Both problems and exercises are important in mathematics learning. But we should never forget that the ultimate goal is to develop more and better skills (through exercises) so that we can solve harder and more interesting problems.

Learning math is a bit like learning to play a sport. You can practice a lot of skills:

- hitting hundreds of forehands in tennis so that you can place them in a particular spot in the court,
- breaking down strokes into the component pieces in swimming so that each part of the stroke is more efficient,
- keeping control of the ball while making quick turns in soccer,
- shooting free throws in basketball,
- catching high fly balls in baseball,

and so on.

But the point of the sport is to play the game. You practice the skills so that you are better at playing the game. In mathematics, solving problems is playing the game!

## On Your Own

For each question below, decide if it is a *problem *or an *exercise*. (You do not need to solve the problems! Just decide which category it fits for you.) After you have labeled each one, compare your answers with a partner.

- This clock has been broken into three pieces. If you add the numbers in each piece, the sums are consecutive numbers.(Note:
**Consecutive numbers**are whole numbers that appear one after the other, such as 1, 2, 3, 4 or 13, 14, 15. )

Can you break another clock into a different number of pieces so that the sums are consecutive numbers? Assume that each piece has at least two numbers and that no number is damaged (e.g. 12 isn’t split into two digits 1 and 2).

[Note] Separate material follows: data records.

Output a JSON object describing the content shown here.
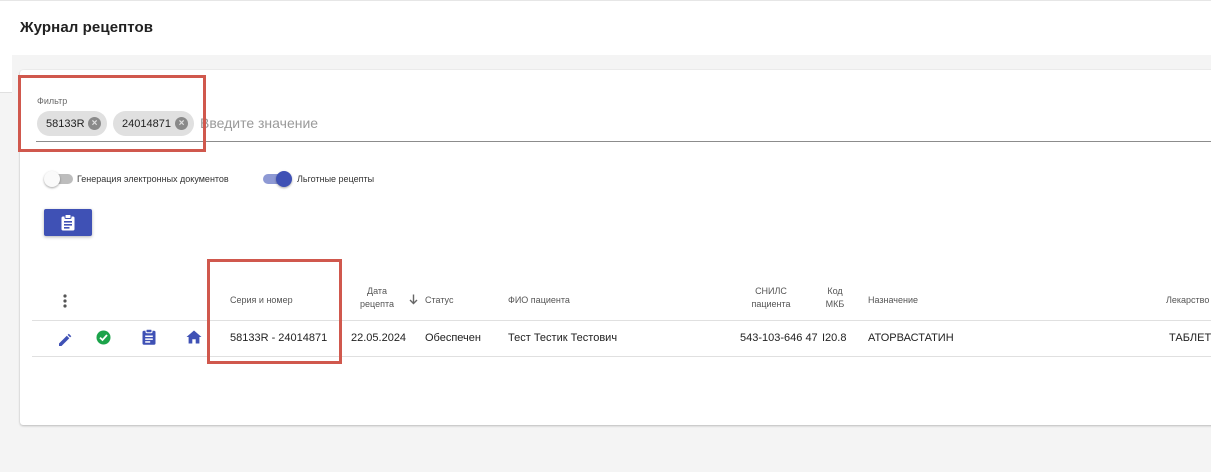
{
  "page": {
    "title": "Журнал рецептов"
  },
  "filter": {
    "label": "Фильтр",
    "placeholder": "Введите значение",
    "chips": [
      {
        "label": "58133R"
      },
      {
        "label": "24014871"
      }
    ]
  },
  "toggles": [
    {
      "label": "Генерация электронных документов",
      "on": false
    },
    {
      "label": "Льготные рецепты",
      "on": true
    }
  ],
  "colors": {
    "primary": "#3f51b5",
    "success": "#1ba34a",
    "highlight": "#d0584d"
  },
  "table": {
    "columns": {
      "series": "Серия и номер",
      "date_line1": "Дата",
      "date_line2": "рецепта",
      "status": "Статус",
      "patient": "ФИО пациента",
      "snils_line1": "СНИЛС",
      "snils_line2": "пациента",
      "mkb_line1": "Код",
      "mkb_line2": "МКБ",
      "purpose": "Назначение",
      "drug": "Лекарство"
    },
    "rows": [
      {
        "series": "58133R - 24014871",
        "date": "22.05.2024",
        "status": "Обеспечен",
        "patient": "Тест Тестик Тестович",
        "snils": "543-103-646 47",
        "mkb": "I20.8",
        "purpose": "АТОРВАСТАТИН",
        "drug": "ТАБЛЕТКИ"
      }
    ]
  }
}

- A soccer coach began the year with a $500 budget. By the end of December, the coach spent $450. How much money in the budget was not spent?
- What is the product of 4,500 and 27?
- Arrange the digits 1–6 into a “difference triangle” where each number in the row below is the difference of the two numbers above it.
- Simplify the following expression: $$\frac{2 + 2(5^{3} - 4^{2})^{5} - 2^{2}}{2(5^{3} - 4^{2})} \ldotp$$
- What is the sum of \(\frac{5}{2}\) and \(\frac{3}{13}\)?
- You have eight coins and a balance scale. The coins look alike, but one of them is a counterfeit. The counterfeit coin is lighter than the others. You may only use the balance scale two times. How can you find the counterfeit coin?

- How many squares, of any possible size, are on a standard 8 × 8 chess board?
- What number is 3 more than half of 20?
- Find the largest eight-digit number made up of the digits 1, 1, 2, 2, 3, 3, 4, and 4 such that the 1’s are separated by one digit, the 2’s are separated by two digits, the 3’s by three digits, and the 4’s by four digits.